:: DATA TO EXAMINE

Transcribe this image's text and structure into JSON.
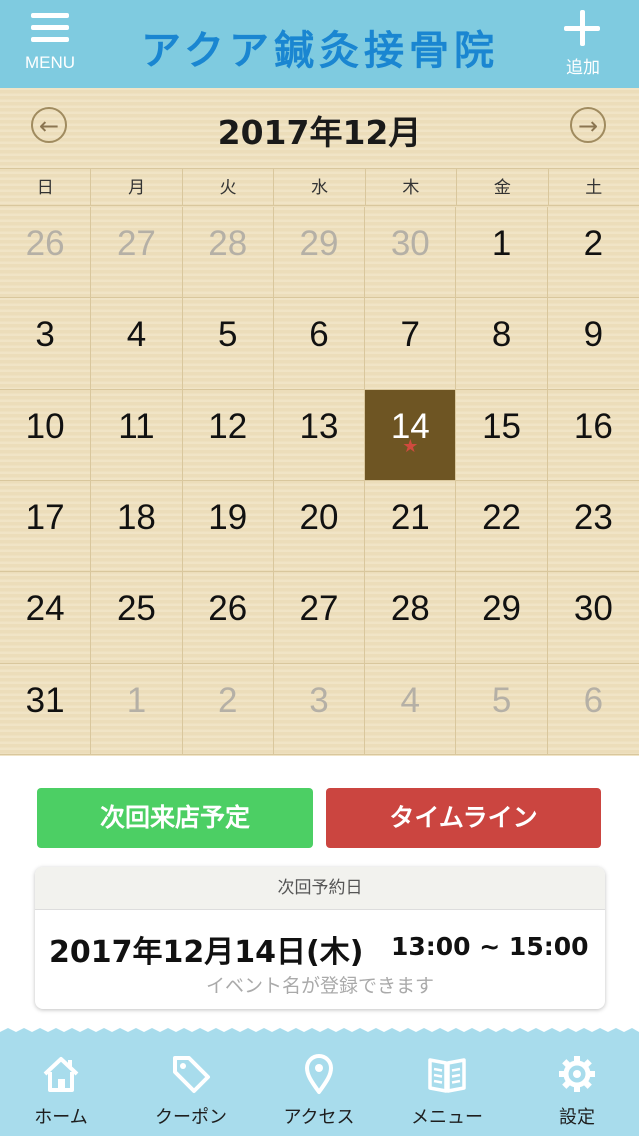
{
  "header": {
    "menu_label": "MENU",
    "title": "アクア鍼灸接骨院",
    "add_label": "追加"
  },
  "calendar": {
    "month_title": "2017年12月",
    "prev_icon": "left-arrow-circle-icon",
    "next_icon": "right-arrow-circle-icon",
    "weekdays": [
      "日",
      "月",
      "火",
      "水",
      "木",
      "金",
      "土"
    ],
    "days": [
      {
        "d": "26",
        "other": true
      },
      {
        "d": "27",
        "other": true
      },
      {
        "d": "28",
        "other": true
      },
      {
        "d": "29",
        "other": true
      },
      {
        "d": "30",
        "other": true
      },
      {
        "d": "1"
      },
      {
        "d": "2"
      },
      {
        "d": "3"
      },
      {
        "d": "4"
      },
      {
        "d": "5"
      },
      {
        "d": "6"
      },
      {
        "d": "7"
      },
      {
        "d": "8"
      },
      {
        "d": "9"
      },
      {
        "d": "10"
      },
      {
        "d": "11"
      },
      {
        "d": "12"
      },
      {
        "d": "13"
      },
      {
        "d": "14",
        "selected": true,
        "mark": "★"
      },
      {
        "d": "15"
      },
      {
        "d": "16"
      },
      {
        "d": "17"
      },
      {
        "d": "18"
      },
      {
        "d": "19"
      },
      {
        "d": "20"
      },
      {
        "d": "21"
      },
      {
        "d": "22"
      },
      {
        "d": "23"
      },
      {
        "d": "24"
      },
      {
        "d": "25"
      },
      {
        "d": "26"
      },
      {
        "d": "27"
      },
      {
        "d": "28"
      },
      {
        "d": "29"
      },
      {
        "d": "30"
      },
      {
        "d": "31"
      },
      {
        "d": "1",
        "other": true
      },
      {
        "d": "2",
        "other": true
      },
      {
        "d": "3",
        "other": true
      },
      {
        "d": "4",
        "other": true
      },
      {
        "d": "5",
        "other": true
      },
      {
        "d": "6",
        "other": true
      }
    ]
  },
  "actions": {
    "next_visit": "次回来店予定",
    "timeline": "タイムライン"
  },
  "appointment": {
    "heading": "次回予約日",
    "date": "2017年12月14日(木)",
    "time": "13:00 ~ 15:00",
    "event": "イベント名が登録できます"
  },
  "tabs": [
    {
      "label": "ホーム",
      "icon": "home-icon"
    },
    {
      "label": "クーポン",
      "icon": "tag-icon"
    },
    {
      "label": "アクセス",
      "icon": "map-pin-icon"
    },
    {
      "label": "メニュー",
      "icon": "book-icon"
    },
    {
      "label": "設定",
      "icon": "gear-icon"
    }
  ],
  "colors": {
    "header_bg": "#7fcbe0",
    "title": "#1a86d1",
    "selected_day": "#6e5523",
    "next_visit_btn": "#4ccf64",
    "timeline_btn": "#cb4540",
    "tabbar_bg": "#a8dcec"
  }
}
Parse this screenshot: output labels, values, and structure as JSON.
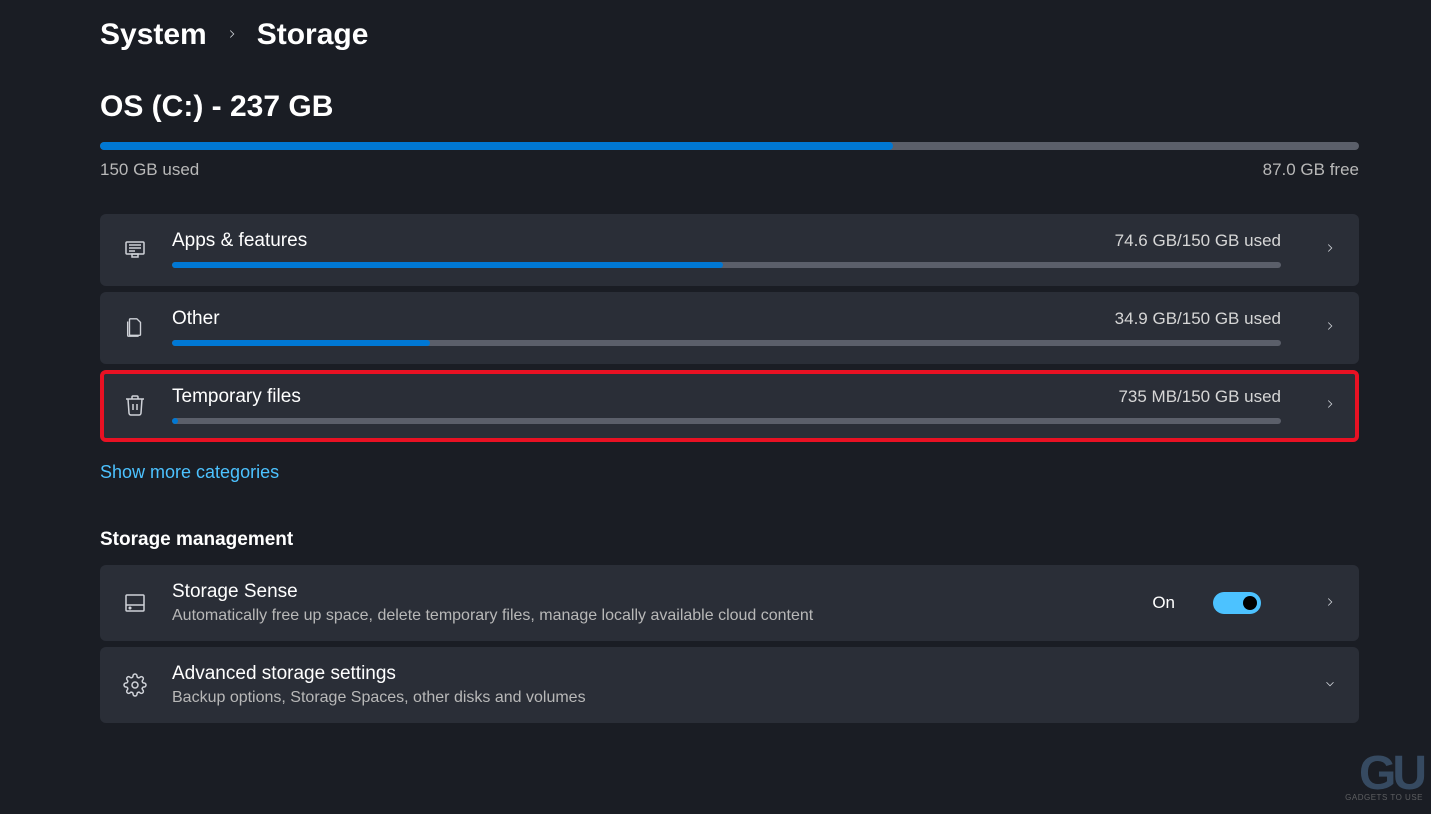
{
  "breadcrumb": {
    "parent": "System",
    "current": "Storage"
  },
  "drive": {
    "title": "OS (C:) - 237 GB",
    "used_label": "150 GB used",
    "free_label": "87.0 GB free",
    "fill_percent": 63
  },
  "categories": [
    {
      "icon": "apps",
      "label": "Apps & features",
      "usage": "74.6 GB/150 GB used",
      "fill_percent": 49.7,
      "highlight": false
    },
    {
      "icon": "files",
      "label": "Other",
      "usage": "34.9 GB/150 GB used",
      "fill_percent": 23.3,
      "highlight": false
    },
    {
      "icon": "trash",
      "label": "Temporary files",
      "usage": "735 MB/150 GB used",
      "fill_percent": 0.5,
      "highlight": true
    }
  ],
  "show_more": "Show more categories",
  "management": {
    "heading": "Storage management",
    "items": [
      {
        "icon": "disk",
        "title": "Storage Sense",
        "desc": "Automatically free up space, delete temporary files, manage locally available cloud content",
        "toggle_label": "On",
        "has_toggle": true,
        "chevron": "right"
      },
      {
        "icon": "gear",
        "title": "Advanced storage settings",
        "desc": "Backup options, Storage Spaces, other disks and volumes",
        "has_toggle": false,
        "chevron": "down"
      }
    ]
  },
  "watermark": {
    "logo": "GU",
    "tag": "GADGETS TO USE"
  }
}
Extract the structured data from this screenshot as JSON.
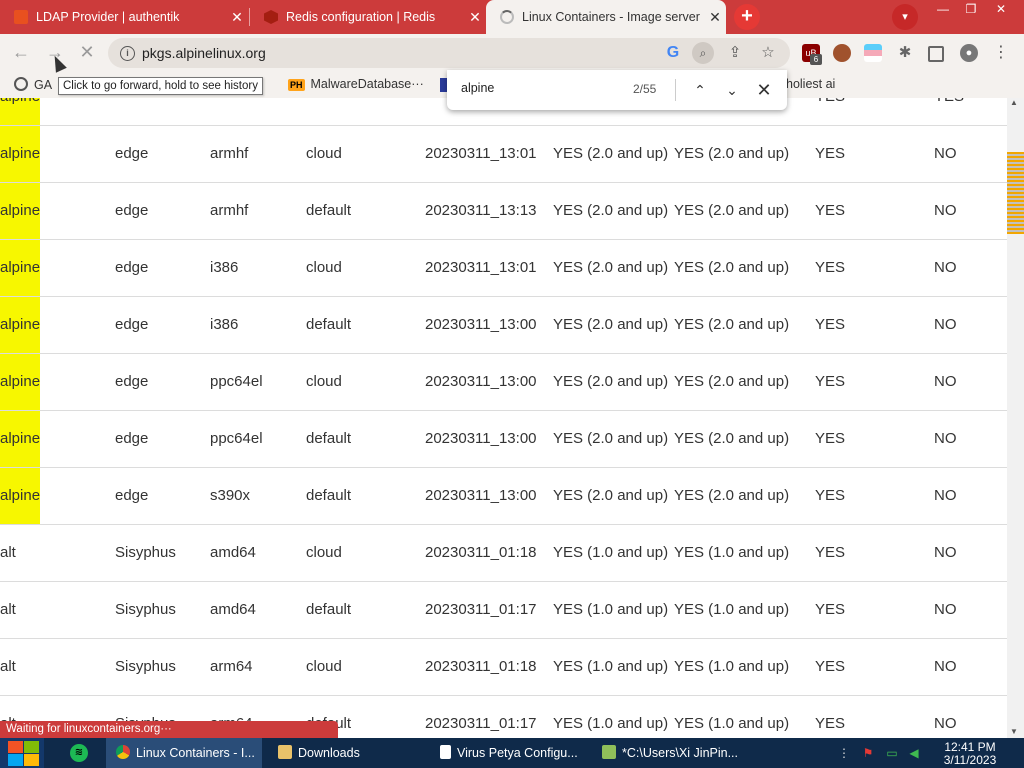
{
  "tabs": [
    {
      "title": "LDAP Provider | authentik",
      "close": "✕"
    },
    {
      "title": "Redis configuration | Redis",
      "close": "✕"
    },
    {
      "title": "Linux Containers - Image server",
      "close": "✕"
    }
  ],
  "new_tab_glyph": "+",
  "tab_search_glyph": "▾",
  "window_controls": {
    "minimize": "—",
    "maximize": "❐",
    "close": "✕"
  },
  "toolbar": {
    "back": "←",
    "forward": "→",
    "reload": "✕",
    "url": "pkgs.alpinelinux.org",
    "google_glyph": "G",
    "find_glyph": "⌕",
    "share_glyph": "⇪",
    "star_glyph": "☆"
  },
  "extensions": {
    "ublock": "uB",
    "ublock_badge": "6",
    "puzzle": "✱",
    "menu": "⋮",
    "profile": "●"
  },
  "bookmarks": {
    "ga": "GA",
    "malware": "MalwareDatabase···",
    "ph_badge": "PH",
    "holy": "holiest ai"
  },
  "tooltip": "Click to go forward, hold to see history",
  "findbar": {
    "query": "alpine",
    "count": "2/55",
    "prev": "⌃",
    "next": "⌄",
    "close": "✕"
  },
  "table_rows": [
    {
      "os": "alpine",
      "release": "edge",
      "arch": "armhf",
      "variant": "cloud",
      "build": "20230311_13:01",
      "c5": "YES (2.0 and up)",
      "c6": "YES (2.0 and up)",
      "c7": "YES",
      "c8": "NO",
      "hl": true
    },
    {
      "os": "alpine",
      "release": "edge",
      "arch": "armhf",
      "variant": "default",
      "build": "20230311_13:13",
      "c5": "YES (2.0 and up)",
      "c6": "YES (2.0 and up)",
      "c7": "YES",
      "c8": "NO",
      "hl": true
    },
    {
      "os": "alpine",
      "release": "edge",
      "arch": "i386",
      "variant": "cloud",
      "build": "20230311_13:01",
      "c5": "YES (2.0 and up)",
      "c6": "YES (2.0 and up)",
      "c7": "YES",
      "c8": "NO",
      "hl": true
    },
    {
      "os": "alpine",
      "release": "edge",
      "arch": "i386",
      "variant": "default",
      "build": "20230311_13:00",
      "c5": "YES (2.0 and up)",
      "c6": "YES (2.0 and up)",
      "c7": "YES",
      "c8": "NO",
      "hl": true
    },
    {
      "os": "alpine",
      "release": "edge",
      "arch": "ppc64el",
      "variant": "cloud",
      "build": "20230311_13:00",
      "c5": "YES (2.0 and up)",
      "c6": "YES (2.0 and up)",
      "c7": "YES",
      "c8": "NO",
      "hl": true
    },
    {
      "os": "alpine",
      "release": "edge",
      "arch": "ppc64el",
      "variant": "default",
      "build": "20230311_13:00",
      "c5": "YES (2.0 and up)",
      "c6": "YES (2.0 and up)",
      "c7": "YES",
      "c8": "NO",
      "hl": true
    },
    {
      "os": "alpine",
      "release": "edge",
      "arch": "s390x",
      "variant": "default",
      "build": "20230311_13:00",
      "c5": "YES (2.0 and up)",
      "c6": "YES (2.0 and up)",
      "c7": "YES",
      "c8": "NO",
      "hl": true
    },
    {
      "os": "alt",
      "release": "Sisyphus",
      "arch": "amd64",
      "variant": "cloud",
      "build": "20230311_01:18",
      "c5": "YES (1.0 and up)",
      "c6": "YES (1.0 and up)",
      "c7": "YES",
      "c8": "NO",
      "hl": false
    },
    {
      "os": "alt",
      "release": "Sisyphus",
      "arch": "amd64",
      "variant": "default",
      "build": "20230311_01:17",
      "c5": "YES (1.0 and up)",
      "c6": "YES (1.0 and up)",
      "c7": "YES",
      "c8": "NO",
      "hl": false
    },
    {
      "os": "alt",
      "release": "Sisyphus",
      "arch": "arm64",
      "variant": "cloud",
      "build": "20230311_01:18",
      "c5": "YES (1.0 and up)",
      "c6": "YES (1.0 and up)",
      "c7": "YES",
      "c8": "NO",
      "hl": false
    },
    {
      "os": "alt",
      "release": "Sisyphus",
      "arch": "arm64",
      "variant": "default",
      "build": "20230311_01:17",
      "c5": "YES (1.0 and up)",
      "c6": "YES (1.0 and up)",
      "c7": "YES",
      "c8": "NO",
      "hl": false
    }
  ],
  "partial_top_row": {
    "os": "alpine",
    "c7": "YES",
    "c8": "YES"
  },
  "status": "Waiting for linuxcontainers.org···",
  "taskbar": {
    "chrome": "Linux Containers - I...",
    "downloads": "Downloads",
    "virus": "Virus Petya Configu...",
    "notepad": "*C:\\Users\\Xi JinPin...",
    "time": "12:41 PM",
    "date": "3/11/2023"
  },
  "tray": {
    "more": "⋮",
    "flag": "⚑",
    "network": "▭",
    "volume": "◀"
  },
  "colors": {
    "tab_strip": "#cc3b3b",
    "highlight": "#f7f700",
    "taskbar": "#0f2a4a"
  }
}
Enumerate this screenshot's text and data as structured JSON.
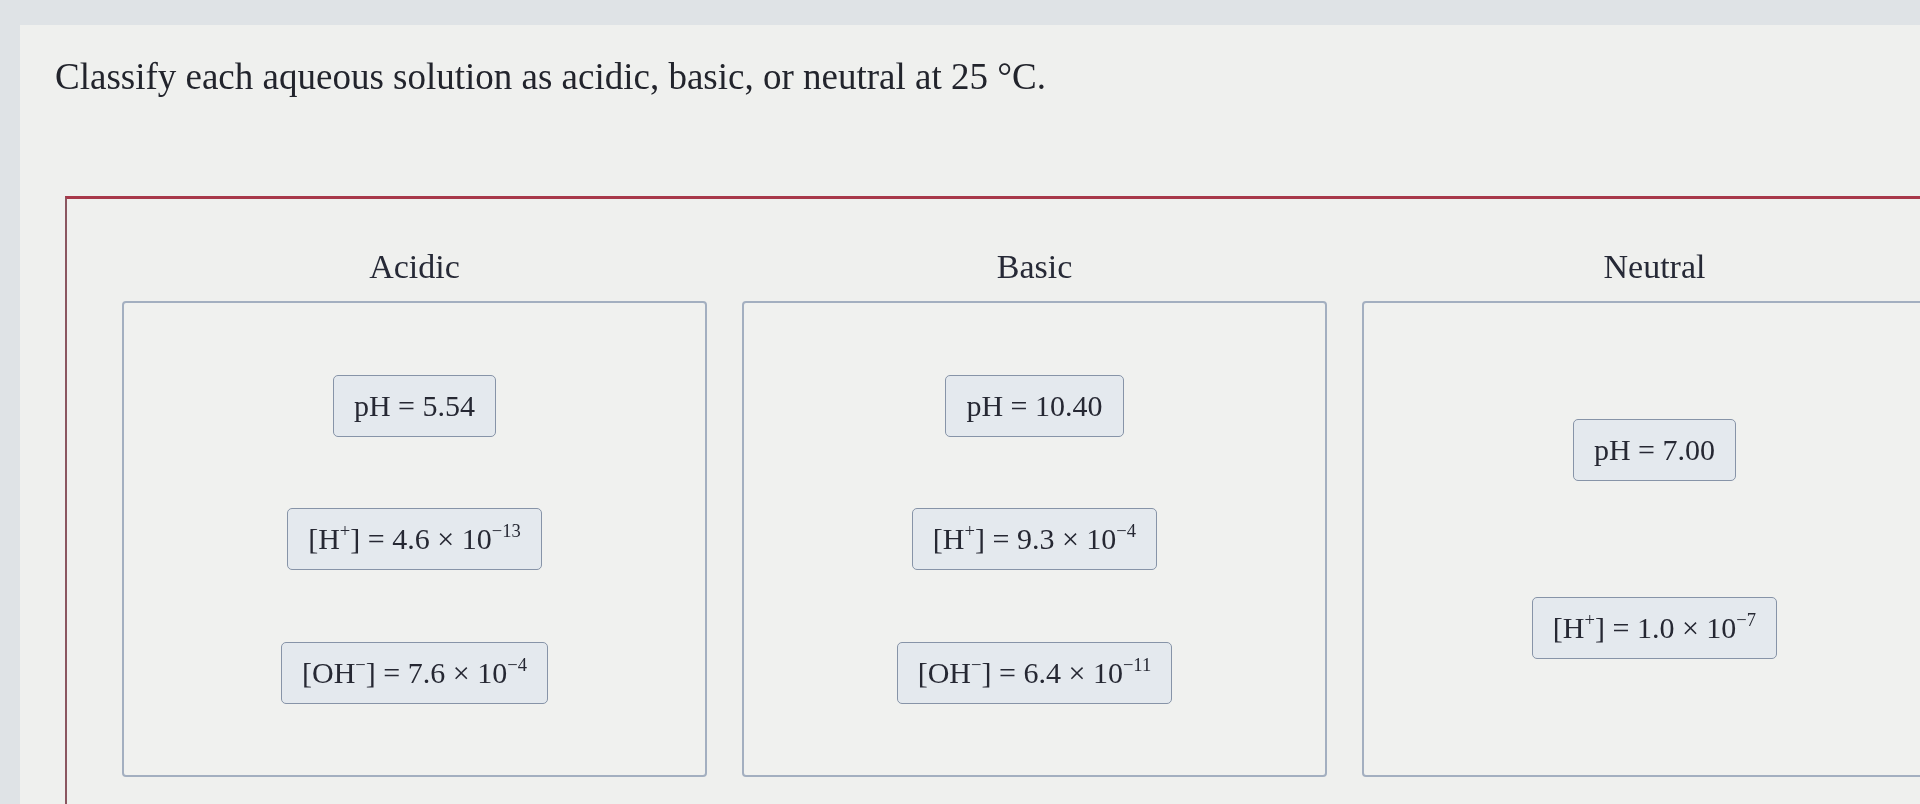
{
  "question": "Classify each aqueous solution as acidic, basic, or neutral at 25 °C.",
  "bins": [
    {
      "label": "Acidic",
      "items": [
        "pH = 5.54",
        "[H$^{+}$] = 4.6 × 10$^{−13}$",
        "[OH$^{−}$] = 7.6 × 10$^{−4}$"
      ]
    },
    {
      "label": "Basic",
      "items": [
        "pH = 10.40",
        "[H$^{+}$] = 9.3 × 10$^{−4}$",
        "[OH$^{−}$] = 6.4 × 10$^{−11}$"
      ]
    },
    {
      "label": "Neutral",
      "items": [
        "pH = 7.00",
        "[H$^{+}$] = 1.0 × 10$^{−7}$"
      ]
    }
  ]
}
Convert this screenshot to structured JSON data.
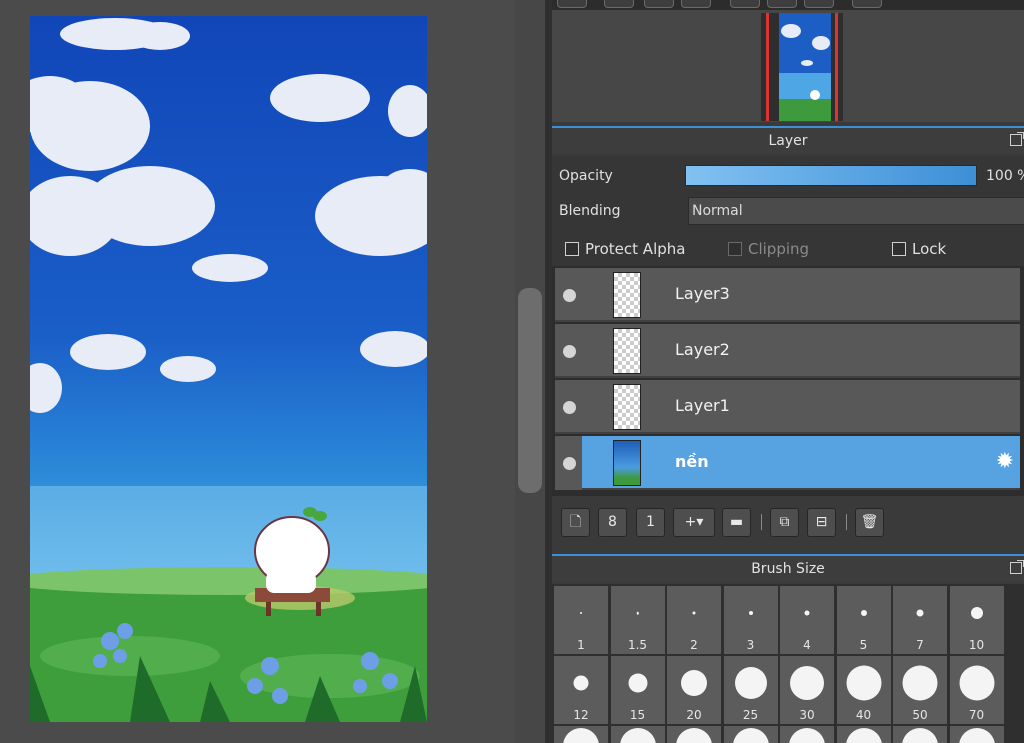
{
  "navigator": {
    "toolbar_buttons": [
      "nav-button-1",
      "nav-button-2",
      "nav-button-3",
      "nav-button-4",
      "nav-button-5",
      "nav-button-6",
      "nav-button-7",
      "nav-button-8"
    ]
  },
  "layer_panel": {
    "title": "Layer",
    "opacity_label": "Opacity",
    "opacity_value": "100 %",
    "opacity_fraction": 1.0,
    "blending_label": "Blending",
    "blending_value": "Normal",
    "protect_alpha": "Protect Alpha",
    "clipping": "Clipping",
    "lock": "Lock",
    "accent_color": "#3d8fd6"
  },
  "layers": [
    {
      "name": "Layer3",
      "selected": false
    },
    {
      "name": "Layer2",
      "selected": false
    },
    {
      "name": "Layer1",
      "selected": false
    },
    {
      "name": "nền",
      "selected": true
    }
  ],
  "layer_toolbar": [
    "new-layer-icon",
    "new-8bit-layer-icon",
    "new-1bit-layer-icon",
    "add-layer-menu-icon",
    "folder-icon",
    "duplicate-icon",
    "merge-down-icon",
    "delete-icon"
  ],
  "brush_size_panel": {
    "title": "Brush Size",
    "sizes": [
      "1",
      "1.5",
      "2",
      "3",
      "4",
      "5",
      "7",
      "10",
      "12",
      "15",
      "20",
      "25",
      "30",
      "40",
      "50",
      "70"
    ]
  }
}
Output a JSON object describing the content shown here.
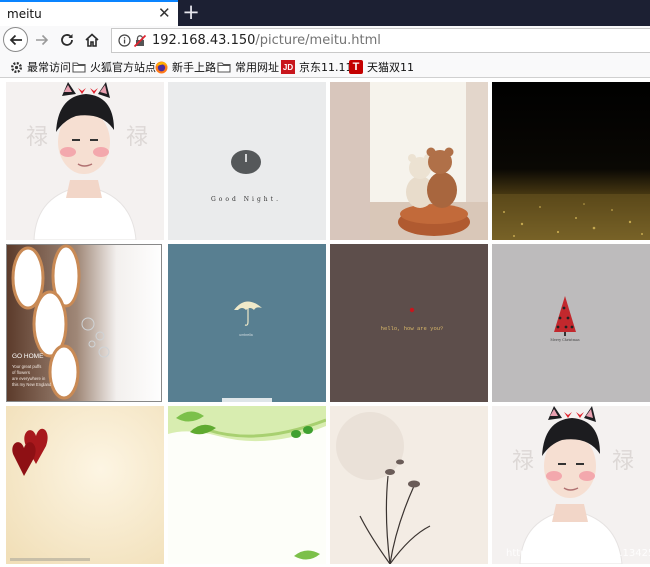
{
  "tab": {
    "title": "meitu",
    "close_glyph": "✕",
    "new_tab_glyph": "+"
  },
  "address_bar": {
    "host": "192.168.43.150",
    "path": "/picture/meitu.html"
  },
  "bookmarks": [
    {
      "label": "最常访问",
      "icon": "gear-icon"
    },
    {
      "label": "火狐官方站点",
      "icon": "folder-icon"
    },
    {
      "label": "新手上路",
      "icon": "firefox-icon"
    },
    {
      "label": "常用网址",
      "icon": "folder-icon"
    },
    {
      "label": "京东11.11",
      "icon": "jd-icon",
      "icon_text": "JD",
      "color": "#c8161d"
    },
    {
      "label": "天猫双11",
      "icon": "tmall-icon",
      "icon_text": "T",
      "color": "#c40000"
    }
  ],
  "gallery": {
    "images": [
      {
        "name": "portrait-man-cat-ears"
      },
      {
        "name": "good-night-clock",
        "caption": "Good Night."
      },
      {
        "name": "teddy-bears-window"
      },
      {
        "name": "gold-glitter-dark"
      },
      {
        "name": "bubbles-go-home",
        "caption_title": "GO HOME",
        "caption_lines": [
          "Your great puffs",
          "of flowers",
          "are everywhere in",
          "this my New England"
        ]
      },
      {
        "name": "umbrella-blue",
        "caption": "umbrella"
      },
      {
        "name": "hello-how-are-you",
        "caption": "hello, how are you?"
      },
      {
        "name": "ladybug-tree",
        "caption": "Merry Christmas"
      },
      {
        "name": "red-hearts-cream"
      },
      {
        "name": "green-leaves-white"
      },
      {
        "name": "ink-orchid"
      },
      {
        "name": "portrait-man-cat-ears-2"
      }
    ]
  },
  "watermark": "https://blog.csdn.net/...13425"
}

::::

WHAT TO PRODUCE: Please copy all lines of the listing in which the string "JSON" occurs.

RESPONSE AREA:
Transcribe this image's text and structure into JSON.
Parse this screenshot: output labels, values, and structure as JSON.
Extract the structured data from this screenshot as JSON.
Enumerate this screenshot's text and data as structured JSON.
Convert this screenshot to structured JSON data.
Output a JSON object describing the content shown here.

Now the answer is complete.